Being a gardener in Massachusetts can be, well a test of patience for one thing. Have a growing season of only 158 days brings out the creativity, resourcefulness and yes, Good 'Ole Yankee Ingenuity! SNOW. It is a fact when you live here.
Ah, but ever the optimist, as anyone who lives and gardens in Massachusetts has to be, I look for the good in snow.
one, snow provides insulation that prevents soil temperatures from
constantly fluctuating between freezing and thawing. The reason this
matters is because these changes cause the water in the soil, and thus
the entire mass, to expand and contract. Roots can be damaged, even
tossed out of the soil. The same goes for all those fall-planted bulbs.
addition to preventing frost heave by keeping temperatures below
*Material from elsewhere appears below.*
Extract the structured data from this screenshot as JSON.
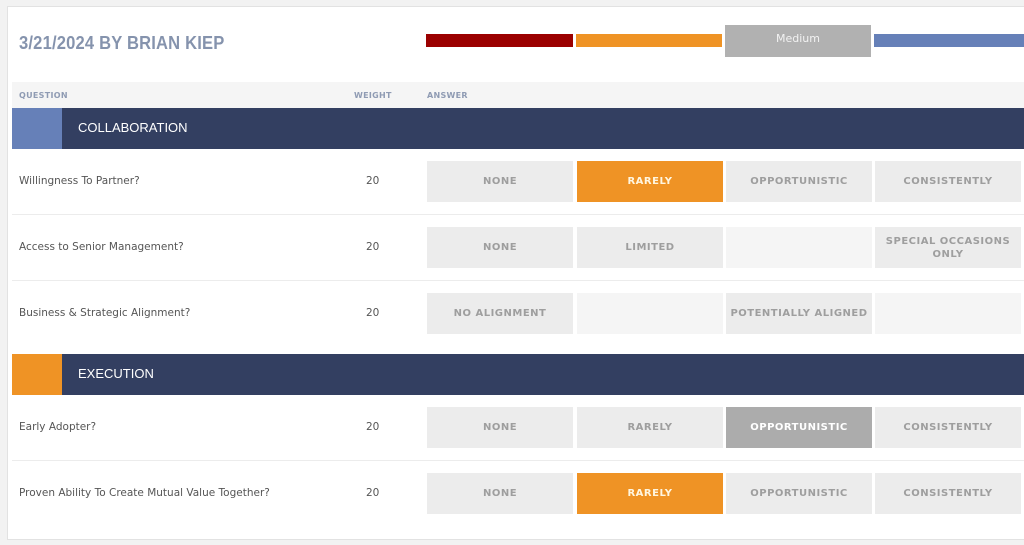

freezing, the snow prevents plants from starting at the wrong time. By
the same token, most plants won't start up in the spring unless they
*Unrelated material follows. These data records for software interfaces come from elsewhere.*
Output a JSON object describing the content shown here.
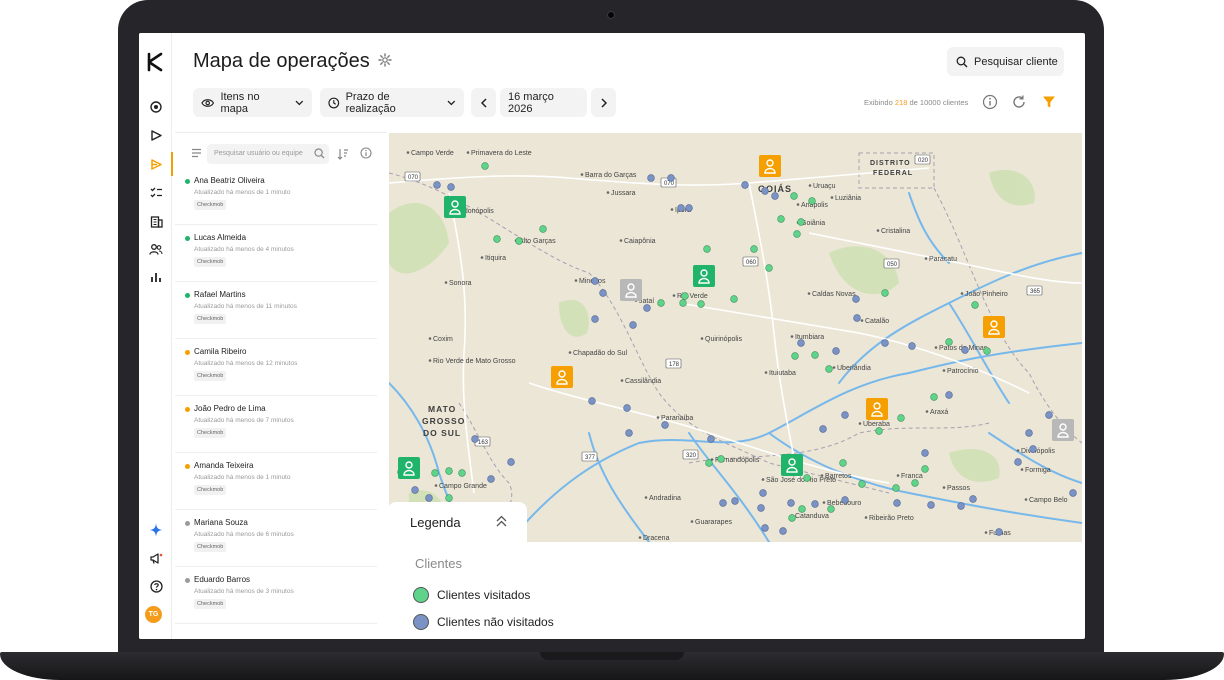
{
  "app": {
    "title": "Mapa de operações",
    "search_client_label": "Pesquisar cliente"
  },
  "toolbar": {
    "items_on_map_label": "Itens no mapa",
    "deadline_label": "Prazo de realização",
    "date_label": "16 março 2026",
    "status_prefix": "Exibindo",
    "status_count": "218",
    "status_suffix": "de 10000 clientes"
  },
  "sidebar": {
    "search_placeholder": "Pesquisar usuário ou equipe",
    "avatar_initials": "TG",
    "users": [
      {
        "name": "Ana Beatriz Oliveira",
        "updated": "Atualizado há menos de 1 minuto",
        "tag": "Checkmob",
        "status_color": "#1fb46a"
      },
      {
        "name": "Lucas Almeida",
        "updated": "Atualizado há menos de 4 minutos",
        "tag": "Checkmob",
        "status_color": "#1fb46a"
      },
      {
        "name": "Rafael Martins",
        "updated": "Atualizado há menos de 11 minutos",
        "tag": "Checkmob",
        "status_color": "#1fb46a"
      },
      {
        "name": "Camila Ribeiro",
        "updated": "Atualizado há menos de 12 minutos",
        "tag": "Checkmob",
        "status_color": "#f5a000"
      },
      {
        "name": "João Pedro de Lima",
        "updated": "Atualizado há menos de 7 minutos",
        "tag": "Checkmob",
        "status_color": "#f5a000"
      },
      {
        "name": "Amanda Teixeira",
        "updated": "Atualizado há menos de 1 minuto",
        "tag": "Checkmob",
        "status_color": "#f5a000"
      },
      {
        "name": "Mariana Souza",
        "updated": "Atualizado há menos de 6 minutos",
        "tag": "Checkmob",
        "status_color": "#9a9a9a"
      },
      {
        "name": "Eduardo Barros",
        "updated": "Atualizado há menos de 3 minutos",
        "tag": "Checkmob",
        "status_color": "#9a9a9a"
      }
    ]
  },
  "legend": {
    "title": "Legenda",
    "subtitle": "Clientes",
    "visited_label": "Clientes visitados",
    "not_visited_label": "Clientes não visitados",
    "visited_color": "#5fd38a",
    "not_visited_color": "#7b93c4"
  },
  "map": {
    "region_labels": {
      "goias": "GOIÁS",
      "df_line1": "DISTRITO",
      "df_line2": "FEDERAL",
      "ms_line1": "MATO",
      "ms_line2": "GROSSO",
      "ms_line3": "DO SUL"
    },
    "cities": [
      "Campo Verde",
      "Primavera do Leste",
      "Barra do Garças",
      "Goiânia",
      "Anápolis",
      "Luziânia",
      "Rondonópolis",
      "Alto Garças",
      "Caiapônia",
      "Itiquira",
      "Mineiros",
      "Jataí",
      "Rio Verde",
      "Sonora",
      "Cristalina",
      "Paracatu",
      "Caldas Novas",
      "João Pinheiro",
      "Catalão",
      "Itumbiara",
      "Quirinópolis",
      "Coxim",
      "Rio Verde de Mato Grosso",
      "Chapadão do Sul",
      "Cassilândia",
      "Ituiutaba",
      "Uberlândia",
      "Patos de Minas",
      "Patrocínio",
      "Uberaba",
      "Araxá",
      "Paranaíba",
      "Divinópolis",
      "Fernandópolis",
      "São José do Rio Preto",
      "Barretos",
      "Franca",
      "Formiga",
      "Campo Grande",
      "Passos",
      "Campo Belo",
      "Andradina",
      "Catanduva",
      "Bebedouro",
      "Ribeirão Preto",
      "Guararapes",
      "Dracena",
      "Furnas",
      "Ipora",
      "Jussara",
      "Uruaçu"
    ],
    "roads": [
      "070",
      "070",
      "020",
      "060",
      "050",
      "365",
      "178",
      "163",
      "377",
      "320"
    ]
  }
}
have had exposure to a certain number of days of cold. Snow cover during
a prolonged warm spell is a gardener's dream.
In this regard, it
actually can pay great dividends if you pile snow on your garden beds.
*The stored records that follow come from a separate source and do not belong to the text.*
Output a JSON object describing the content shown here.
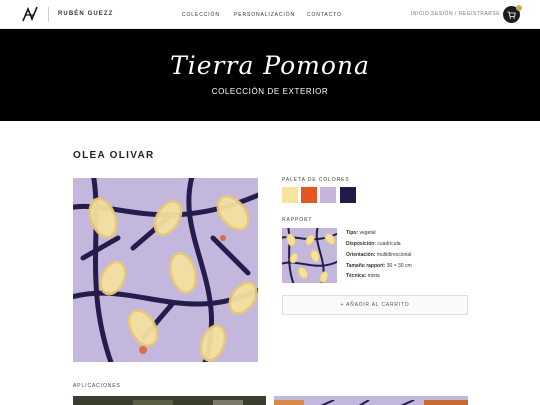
{
  "header": {
    "brand": "RUBÉN GUEZZ",
    "nav": [
      "COLECCIÓN",
      "PERSONALIZACIÓN",
      "CONTACTO"
    ],
    "account": "INICIO SESIÓN / REGISTRARSE"
  },
  "hero": {
    "title": "Tierra Pomona",
    "subtitle": "COLECCIÓN DE EXTERIOR"
  },
  "product": {
    "name": "OLEA OLIVAR",
    "palette_label": "PALETA DE COLORES",
    "palette": [
      "#f6e39c",
      "#e5571e",
      "#c3b3dd",
      "#221a49"
    ],
    "rapport_label": "RAPPORT",
    "specs": [
      {
        "key": "Tipo:",
        "value": "vegetal"
      },
      {
        "key": "Disposición:",
        "value": "cuadrícula"
      },
      {
        "key": "Orientación:",
        "value": "multidireccional"
      },
      {
        "key": "Tamaño rapport:",
        "value": "30 × 30 cm"
      },
      {
        "key": "Técnica:",
        "value": "mixta"
      }
    ],
    "add_to_cart": "+ AÑADIR AL CARRITO"
  },
  "applications": {
    "label": "APLICACIONES"
  }
}
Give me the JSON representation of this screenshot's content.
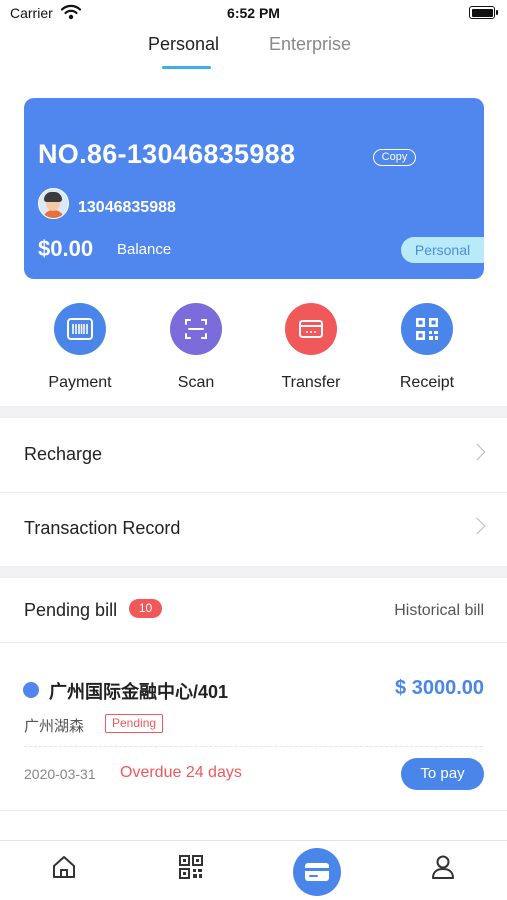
{
  "status_bar": {
    "carrier": "Carrier",
    "time": "6:52 PM"
  },
  "tabs": [
    {
      "label": "Personal",
      "active": true
    },
    {
      "label": "Enterprise",
      "active": false
    }
  ],
  "card": {
    "number": "NO.86-13046835988",
    "copy_label": "Copy",
    "phone": "13046835988",
    "balance_amount": "$0.00",
    "balance_label": "Balance",
    "type_tag": "Personal",
    "color": "#4f87ef"
  },
  "actions": [
    {
      "label": "Payment",
      "icon": "barcode-icon",
      "color": "#4a86ea"
    },
    {
      "label": "Scan",
      "icon": "scan-icon",
      "color": "#7b6cdc"
    },
    {
      "label": "Transfer",
      "icon": "card-icon",
      "color": "#f0585a"
    },
    {
      "label": "Receipt",
      "icon": "qr-code-icon",
      "color": "#4a86ea"
    }
  ],
  "menu": [
    {
      "label": "Recharge"
    },
    {
      "label": "Transaction Record"
    }
  ],
  "bills": {
    "pending_label": "Pending bill",
    "pending_count": "10",
    "historical_label": "Historical bill",
    "items": [
      {
        "title": "广州国际金融中心/401",
        "amount": "$ 3000.00",
        "subtitle": "广州湖森",
        "status": "Pending",
        "date": "2020-03-31",
        "overdue": "Overdue 24 days",
        "action_label": "To pay"
      }
    ]
  },
  "tabbar": [
    {
      "icon": "home-icon"
    },
    {
      "icon": "qr-code-icon"
    },
    {
      "icon": "card-icon",
      "active": true
    },
    {
      "icon": "user-icon"
    }
  ],
  "colors": {
    "accent": "#4a86ea",
    "danger": "#f0585a",
    "tab_indicator": "#3cb0e6"
  }
}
This is especially so if you are one of those stubborn readers who
refuses to apply an insulating cover of mulch over perennials and around
trees and shrubs. Remember, we have had winters where we have not had a
good snow cover and the frost went down so deep we have had to worry
about our pipes, not to mention our plants.
There is something
else that happens when it snows: nitrogen is deposited by the snow and
absorbed either into the soil food web residing and active at low
temperatures or by plants as a result of nitrogen fixation, a microbial
activity which, astonishingly enough, can take place even at low
temperatures. Even when the soil is frozen, its eventual thaw can result
in the absorption of nitrogen.
I had always been just a bit
skeptical of the fact that snow contains nitrogen.
Well, it turns out not only snow, but rain as well,
contains nitrogen compounds that were suspended in air as they formed.
It is estimated that 2 to 12 pounds of nitrogen are deposited per acre
as a result of snow and rain. Most of this nitrogen comes from emissions
as a result of burning fossil fuels and industrial manufacturing. The
rest comes from lightning fixing atmospheric nitrogen, which makes up
70 percent of air.
the old wives' tales called snow "the poor farmer's fertilizer."
So curse it if you must, but know that there is some good from any snow that falls.